(Data about app and page elements)
-.-.-
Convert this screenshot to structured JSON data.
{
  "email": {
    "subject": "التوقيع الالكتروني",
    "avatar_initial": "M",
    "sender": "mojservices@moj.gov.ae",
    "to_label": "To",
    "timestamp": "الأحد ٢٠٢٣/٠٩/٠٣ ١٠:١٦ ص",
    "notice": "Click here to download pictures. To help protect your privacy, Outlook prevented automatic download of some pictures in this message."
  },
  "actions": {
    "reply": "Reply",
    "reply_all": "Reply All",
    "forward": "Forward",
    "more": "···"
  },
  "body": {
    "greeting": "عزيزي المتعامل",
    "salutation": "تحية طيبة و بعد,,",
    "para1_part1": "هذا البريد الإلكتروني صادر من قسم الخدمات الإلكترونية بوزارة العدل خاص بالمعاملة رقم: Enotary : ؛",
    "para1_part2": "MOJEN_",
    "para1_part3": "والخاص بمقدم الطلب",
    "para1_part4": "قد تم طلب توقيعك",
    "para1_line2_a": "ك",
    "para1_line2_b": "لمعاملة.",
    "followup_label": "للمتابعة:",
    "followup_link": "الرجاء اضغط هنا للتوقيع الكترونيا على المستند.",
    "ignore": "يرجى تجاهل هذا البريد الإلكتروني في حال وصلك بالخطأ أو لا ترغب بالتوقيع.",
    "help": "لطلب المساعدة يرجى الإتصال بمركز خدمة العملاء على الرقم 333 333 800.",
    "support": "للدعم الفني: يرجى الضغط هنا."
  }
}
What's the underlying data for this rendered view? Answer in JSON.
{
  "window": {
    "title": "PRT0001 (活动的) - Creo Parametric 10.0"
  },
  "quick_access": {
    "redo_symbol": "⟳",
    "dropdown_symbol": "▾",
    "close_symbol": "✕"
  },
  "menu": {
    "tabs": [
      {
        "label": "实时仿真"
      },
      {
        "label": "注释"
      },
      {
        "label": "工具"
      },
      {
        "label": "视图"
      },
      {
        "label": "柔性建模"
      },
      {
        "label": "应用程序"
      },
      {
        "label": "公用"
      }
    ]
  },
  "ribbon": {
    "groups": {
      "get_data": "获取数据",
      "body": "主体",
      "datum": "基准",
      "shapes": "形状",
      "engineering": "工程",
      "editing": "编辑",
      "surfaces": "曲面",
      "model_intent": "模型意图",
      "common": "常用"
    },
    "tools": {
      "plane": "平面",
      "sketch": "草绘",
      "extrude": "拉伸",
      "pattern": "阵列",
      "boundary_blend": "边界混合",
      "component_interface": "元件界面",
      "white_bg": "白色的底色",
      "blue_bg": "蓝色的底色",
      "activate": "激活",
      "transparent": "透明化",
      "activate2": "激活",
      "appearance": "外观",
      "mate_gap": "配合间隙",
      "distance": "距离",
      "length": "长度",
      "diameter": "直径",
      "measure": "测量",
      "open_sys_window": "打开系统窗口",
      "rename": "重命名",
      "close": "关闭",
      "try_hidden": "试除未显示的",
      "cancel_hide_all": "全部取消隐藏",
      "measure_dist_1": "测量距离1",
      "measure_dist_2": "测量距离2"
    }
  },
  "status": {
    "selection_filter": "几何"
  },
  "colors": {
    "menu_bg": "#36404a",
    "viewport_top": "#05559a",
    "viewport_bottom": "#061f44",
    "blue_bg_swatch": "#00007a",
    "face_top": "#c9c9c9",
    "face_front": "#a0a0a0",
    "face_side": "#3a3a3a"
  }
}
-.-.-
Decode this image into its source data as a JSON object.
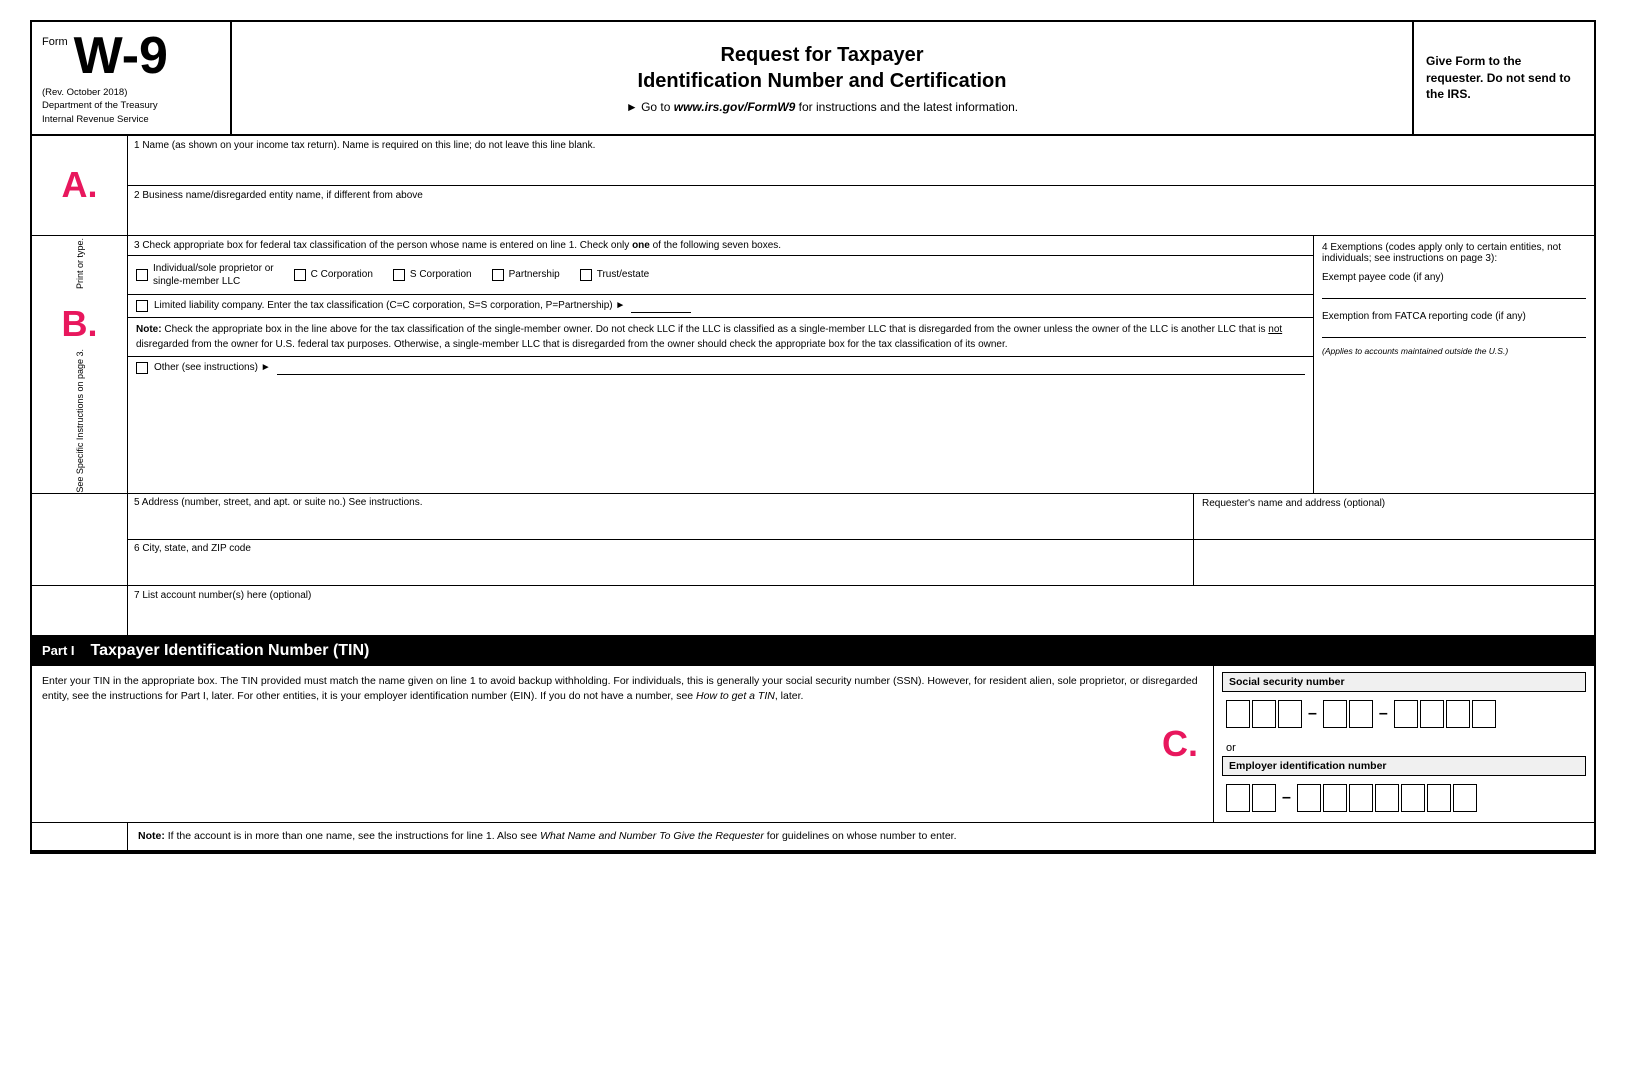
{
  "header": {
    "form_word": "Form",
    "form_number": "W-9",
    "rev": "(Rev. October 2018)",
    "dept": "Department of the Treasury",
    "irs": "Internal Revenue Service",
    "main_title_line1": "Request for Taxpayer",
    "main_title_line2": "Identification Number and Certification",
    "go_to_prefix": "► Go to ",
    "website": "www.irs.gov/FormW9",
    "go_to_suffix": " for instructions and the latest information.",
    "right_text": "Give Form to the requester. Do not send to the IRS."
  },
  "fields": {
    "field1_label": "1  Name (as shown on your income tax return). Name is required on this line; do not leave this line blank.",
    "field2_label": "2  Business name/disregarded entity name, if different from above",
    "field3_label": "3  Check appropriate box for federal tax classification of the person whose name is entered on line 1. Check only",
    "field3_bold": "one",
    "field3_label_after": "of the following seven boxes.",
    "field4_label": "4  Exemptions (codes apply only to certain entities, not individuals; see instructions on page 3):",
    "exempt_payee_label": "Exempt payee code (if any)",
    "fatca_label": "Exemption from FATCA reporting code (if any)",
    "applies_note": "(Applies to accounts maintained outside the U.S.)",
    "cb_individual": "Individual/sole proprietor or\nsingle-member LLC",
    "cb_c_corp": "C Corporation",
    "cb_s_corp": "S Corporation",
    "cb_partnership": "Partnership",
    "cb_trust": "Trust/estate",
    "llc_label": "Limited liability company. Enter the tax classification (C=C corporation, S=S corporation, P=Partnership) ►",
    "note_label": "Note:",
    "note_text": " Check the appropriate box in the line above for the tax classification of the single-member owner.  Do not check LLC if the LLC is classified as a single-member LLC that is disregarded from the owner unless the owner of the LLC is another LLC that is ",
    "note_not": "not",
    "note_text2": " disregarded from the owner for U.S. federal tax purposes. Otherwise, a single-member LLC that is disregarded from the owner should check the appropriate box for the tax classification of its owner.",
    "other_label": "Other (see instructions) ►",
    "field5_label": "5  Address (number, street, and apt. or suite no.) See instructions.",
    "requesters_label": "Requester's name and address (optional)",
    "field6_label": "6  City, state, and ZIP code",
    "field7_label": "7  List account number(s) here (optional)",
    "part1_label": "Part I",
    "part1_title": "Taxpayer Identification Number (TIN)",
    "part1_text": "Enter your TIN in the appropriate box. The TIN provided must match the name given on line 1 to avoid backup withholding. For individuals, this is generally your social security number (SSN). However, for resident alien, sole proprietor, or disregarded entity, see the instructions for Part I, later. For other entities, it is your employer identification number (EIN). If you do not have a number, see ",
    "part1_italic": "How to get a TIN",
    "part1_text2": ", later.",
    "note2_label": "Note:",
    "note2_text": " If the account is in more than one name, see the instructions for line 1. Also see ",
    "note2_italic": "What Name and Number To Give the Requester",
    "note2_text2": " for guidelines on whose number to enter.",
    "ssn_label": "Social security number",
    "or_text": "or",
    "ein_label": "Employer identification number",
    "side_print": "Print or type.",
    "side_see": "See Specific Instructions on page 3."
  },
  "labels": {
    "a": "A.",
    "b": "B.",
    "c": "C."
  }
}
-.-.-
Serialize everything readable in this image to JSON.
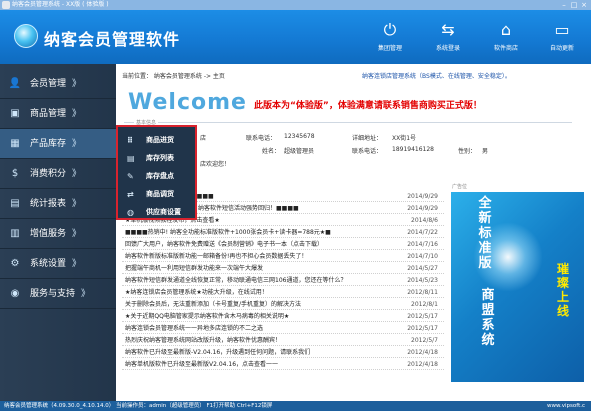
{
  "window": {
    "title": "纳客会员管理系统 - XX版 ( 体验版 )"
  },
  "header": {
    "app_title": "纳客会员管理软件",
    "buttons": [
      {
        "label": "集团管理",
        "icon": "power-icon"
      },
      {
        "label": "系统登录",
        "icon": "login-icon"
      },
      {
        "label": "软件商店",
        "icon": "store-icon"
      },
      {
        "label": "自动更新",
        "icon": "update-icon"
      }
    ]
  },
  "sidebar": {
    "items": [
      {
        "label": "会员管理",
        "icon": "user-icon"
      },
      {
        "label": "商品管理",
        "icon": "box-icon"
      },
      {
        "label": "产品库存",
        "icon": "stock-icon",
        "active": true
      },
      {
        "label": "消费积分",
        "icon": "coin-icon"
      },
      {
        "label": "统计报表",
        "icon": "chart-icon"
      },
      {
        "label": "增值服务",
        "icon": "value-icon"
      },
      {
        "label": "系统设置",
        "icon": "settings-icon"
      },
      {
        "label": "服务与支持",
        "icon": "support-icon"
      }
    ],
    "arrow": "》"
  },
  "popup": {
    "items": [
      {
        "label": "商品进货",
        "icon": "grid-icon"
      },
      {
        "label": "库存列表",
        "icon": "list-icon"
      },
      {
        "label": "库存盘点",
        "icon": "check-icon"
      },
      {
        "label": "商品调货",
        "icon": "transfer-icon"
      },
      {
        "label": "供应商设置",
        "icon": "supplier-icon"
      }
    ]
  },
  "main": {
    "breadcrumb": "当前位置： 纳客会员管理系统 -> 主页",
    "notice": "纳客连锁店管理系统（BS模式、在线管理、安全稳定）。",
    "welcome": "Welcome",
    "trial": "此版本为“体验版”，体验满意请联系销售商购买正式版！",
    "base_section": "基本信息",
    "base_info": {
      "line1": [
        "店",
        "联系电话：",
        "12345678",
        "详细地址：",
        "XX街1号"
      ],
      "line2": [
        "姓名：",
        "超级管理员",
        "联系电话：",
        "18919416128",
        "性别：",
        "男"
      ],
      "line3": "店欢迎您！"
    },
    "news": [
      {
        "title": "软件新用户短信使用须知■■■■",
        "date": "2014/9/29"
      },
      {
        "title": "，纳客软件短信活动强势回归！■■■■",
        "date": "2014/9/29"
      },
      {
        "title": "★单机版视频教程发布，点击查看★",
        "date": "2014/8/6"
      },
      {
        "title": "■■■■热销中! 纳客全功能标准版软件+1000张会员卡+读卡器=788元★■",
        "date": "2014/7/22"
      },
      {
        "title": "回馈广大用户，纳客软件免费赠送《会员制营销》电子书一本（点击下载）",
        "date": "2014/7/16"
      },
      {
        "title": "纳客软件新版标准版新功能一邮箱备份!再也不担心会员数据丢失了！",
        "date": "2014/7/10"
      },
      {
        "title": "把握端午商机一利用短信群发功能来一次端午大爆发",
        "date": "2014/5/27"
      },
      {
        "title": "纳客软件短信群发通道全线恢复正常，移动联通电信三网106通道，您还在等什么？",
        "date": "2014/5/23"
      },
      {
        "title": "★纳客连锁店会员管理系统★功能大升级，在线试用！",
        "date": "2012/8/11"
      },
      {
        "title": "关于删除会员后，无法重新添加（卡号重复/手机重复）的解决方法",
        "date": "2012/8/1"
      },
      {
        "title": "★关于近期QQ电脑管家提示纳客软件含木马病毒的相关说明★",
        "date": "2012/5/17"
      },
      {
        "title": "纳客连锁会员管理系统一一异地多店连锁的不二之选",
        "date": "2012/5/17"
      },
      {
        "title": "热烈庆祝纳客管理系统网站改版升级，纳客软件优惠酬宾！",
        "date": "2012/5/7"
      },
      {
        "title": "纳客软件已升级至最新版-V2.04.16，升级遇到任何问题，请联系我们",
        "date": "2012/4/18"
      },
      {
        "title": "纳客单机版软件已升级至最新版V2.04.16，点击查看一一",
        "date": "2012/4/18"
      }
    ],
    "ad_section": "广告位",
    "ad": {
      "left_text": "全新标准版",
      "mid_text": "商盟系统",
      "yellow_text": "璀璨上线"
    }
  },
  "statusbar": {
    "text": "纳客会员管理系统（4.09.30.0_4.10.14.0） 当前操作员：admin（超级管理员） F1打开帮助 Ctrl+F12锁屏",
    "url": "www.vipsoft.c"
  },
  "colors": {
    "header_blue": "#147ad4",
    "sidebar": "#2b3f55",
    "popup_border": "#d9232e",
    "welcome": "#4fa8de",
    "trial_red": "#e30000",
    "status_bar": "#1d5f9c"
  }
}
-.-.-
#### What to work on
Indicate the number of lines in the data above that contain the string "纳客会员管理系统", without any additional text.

#### Result of the task
3